This is why I like to use scarves. Irresistible! I use strong polyester scarves that are brightly coloured and patterned so the children experience the colour and the feel as well as then doing a whole range of activities with them to music which can ultimately lead on to other things. I have written a whole book on the benefits of using scarves so I’m not going to elaborate here. Click Here if you would like to see the kidz-fiz-biz range of scarves.
On the theme of touch, I like to incorporate movement – of course – so I get large mats (well, they are large for children) made of various materials, most of which can be purchased from hardware stores. Get some rubber mats – some that have ridges and some that have those nodules on them. Get softer mats that feel spongy and those hard coir door mats. You get the picture. Get as many textures happening as possible and put them in a circular pattern or figure 8 or whatever you like and have the children walk on them like stepping stones. Of course you need marching music but nothing too loud or vigorous or they will start to make it into something of a race and forget about the sensory aspect. When they have all been around your circuit several times get them to stop, sit on a mat and then tell you what they experienced. Were there any that were very uncomfortable? Which did they prefer and why? Children with sensory integration problems may be especially challenged with this activity so just be sensitive to this and don’t push it. With a small group and with assistants on hand, you could do this blind-folded – hold the child’s hand – so they can truly feel with their feet without the distraction of sound (turn the music off) and without sight. Now ask them whether that felt different and why. This activity is best done in a straight line with fewer mats.
I am not going to mention sand and water play because I know you all do that already and you know why. But don’t forget scent. There are so many pleasant and unpleasant smells that children should be able to identify, especially from a safety point of view. Let them explore with rose petals, lavender or other flowers, leaves such as lime or rosemary that are strongly-scented. Have bottles of vanilla or peppermint oil on hand and so on. Remember to incorporate as much appropriate language as possible. What else smells like that? Do you like it? Why? Why not?
Sound is wonderful – play different instruments (no, I don’t mean personally – get recordings). See if the children recognize them. Try a few and then see if they can discriminate between the different instruments when you play some classical music to them. Now dance or move creatively to this music. Is it scary music? Sad music? Happy music? How do you know? Why does the music make you feel like that? Of course, there are other sounds rather than those from musical instruments. See what recordings you can find and see if they recognize them – the wind, the sea, the rain, a jackhammer, different birdsong and so on. I like to use a tactile ring (a rainbow ring made of different fabrics that have a distinct sound when touched) which is a wonderful alternative to a parachute or rainbow ring, especially for hearing-impaired or sight-impaired children. (If you are interested, details can be found on my website – Click Here.
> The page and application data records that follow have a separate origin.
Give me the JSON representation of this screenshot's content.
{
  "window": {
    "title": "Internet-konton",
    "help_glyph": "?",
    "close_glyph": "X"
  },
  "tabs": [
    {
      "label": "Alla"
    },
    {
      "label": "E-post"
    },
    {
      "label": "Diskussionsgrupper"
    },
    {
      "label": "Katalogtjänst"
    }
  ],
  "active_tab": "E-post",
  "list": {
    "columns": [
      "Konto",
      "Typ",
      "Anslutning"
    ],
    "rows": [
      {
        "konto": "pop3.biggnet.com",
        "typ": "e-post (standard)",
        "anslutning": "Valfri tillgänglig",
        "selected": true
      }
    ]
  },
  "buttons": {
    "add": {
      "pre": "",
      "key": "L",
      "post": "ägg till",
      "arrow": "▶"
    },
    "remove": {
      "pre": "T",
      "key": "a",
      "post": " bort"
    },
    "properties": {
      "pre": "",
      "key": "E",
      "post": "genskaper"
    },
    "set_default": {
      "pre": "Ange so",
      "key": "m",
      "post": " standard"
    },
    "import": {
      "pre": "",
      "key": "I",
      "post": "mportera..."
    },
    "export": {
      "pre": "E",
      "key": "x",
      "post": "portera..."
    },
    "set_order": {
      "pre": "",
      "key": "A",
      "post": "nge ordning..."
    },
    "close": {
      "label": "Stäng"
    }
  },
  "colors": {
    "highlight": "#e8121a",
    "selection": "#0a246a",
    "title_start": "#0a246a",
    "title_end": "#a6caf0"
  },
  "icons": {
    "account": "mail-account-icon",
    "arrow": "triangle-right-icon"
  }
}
You can incorporate taste creatively too, although through food they get a lot of input. Have some small paddle pop sticks on hand so the children can taste various different flavours. Which is salty, sour, sweet, spicy? What else tastes like that? Do you like it? Why? Why not? Keep it simple. Keep it fun.
There are so many sensory activities once you get started. If you are not doing enough of them, start today. Such fun!